TASK ITEM: Copy each line from the entries that the word "JSON" appears in.

RECORDS TO PROCESS:
+++

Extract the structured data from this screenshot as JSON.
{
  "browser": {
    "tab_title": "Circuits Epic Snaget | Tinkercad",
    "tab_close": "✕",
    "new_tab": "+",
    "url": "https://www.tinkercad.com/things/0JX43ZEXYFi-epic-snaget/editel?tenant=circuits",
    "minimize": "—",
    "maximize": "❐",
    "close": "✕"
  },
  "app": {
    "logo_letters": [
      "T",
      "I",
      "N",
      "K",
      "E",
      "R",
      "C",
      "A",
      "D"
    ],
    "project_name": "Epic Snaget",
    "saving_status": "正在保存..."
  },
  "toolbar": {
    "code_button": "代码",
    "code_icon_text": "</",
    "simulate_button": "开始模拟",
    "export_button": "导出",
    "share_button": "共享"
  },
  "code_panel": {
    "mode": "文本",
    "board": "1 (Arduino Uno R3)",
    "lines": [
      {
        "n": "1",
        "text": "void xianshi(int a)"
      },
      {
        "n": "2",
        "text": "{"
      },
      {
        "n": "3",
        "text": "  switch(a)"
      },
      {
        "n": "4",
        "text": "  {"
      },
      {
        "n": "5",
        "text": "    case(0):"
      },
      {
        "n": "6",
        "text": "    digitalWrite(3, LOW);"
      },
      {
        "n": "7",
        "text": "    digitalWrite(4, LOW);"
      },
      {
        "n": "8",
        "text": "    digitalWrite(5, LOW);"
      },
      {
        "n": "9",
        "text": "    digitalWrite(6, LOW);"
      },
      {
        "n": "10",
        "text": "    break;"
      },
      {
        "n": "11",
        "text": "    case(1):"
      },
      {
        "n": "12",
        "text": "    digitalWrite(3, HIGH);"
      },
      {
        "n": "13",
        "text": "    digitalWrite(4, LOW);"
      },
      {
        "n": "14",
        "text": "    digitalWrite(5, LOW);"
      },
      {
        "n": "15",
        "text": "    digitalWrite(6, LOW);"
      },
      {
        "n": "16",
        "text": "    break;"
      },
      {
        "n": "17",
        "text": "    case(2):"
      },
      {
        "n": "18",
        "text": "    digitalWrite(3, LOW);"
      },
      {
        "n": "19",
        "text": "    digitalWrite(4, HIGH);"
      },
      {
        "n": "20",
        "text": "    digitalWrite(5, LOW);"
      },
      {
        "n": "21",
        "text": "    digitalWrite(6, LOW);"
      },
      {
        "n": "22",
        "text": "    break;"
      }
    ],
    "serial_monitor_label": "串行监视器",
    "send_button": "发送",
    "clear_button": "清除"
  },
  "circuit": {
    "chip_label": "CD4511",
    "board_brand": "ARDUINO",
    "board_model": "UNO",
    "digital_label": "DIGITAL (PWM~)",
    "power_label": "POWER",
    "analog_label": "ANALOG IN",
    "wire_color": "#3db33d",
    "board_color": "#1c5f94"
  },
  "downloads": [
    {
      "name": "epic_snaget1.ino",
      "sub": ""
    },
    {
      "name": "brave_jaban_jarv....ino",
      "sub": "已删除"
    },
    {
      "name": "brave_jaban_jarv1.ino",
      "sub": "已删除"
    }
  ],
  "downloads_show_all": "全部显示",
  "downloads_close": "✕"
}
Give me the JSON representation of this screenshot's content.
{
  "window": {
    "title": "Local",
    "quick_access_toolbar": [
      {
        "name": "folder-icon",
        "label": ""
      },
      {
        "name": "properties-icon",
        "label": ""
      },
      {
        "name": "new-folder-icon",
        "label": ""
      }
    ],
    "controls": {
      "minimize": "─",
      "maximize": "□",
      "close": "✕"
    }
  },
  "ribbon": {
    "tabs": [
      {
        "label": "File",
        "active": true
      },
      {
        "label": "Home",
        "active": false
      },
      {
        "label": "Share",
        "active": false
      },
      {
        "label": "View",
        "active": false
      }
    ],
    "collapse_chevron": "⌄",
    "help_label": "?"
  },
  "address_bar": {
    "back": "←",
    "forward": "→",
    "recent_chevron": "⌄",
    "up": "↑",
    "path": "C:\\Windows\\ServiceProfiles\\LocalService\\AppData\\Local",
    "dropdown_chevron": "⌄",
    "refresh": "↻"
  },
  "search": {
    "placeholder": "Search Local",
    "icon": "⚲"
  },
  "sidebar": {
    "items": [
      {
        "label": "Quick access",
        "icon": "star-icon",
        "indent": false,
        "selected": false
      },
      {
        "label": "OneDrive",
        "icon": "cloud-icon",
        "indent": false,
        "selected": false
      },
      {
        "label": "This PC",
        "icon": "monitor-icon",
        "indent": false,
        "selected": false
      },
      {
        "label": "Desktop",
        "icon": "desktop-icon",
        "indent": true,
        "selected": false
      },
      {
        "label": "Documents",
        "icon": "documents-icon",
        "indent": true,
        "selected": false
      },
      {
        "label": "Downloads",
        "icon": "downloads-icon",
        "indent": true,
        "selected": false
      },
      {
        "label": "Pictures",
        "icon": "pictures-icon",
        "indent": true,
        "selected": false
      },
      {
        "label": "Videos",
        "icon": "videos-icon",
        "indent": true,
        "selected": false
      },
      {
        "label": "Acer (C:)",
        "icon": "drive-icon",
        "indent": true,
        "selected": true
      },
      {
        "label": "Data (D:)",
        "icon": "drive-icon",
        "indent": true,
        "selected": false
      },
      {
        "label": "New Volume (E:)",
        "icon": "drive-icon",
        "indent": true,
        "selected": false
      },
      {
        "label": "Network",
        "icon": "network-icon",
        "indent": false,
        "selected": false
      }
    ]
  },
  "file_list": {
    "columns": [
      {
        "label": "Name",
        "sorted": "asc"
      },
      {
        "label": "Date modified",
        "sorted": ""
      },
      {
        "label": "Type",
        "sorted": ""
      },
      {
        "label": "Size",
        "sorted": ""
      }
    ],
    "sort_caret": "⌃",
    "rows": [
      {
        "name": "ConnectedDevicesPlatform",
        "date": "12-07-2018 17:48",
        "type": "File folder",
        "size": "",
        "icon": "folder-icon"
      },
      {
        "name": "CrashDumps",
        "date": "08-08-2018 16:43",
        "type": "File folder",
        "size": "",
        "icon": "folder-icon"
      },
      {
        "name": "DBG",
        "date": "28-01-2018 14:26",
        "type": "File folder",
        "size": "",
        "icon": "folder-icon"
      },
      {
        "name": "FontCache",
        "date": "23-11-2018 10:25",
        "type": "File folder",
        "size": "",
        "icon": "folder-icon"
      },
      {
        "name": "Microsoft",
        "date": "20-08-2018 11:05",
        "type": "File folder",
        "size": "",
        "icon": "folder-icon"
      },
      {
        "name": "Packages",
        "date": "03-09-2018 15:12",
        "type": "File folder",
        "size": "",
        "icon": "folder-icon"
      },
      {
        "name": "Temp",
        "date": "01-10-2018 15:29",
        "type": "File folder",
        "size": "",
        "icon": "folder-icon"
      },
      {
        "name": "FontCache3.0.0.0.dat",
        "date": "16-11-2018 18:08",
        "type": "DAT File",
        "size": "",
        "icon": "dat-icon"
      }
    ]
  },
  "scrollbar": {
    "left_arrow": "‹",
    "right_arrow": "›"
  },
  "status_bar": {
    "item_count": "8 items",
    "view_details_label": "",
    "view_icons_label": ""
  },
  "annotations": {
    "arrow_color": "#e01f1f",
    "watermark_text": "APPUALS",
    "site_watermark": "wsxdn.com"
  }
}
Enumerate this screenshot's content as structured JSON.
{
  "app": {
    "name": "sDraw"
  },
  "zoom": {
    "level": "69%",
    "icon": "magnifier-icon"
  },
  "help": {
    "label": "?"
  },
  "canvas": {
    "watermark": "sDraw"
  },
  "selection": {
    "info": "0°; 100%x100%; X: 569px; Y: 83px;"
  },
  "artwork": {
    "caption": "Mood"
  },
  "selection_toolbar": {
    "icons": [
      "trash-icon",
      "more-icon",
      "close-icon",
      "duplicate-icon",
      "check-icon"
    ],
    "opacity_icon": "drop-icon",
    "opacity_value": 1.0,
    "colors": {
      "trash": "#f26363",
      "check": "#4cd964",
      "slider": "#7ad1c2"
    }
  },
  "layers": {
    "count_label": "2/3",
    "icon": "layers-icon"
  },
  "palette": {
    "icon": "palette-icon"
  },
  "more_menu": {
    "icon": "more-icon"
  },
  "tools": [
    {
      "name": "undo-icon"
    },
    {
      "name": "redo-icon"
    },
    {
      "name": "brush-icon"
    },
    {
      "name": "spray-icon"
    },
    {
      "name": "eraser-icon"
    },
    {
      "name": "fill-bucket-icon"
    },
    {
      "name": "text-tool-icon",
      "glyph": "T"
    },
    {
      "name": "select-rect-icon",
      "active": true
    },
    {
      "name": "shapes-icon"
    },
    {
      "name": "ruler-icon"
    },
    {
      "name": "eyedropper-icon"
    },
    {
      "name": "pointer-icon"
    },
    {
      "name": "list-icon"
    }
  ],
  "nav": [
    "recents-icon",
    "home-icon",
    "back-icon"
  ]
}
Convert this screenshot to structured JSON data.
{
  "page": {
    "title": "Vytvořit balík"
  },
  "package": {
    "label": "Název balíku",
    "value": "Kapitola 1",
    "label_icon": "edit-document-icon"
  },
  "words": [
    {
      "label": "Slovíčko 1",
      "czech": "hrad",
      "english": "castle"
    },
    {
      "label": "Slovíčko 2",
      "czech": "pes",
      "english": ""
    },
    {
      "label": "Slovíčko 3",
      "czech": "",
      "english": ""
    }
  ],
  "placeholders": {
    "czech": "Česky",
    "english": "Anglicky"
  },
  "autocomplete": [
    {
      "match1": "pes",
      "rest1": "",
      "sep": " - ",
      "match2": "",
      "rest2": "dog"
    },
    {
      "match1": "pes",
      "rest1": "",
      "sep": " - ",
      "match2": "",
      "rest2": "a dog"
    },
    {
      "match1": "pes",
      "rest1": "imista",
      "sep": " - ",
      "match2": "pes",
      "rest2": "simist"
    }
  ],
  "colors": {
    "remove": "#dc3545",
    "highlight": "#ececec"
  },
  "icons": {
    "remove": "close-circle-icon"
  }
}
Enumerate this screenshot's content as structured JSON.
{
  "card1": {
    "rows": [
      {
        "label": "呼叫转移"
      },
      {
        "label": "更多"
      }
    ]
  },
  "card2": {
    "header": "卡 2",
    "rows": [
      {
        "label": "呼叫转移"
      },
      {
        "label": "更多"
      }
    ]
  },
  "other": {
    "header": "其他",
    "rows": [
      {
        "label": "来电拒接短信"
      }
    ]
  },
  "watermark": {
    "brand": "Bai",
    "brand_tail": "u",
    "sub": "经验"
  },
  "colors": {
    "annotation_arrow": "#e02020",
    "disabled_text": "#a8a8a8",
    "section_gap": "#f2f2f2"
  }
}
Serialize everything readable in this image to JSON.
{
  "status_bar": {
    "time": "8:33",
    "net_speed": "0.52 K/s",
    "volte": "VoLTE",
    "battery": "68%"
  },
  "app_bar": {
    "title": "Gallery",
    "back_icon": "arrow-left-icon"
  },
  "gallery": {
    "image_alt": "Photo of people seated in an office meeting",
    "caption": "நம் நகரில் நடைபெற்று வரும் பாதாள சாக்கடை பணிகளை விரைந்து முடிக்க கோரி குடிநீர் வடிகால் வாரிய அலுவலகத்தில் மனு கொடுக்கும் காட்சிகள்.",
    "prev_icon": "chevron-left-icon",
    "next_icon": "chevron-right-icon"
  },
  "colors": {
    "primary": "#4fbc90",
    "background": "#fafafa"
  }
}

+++

RESPONSE:
Extract the structured data from this screenshot as JSON.
Give me the JSON representation of this screenshot's content.
Enumerate this screenshot's content as structured JSON.
Convert this screenshot to structured JSON data.
Enumerate this screenshot's content as structured JSON.
Serialize everything readable in this image to JSON.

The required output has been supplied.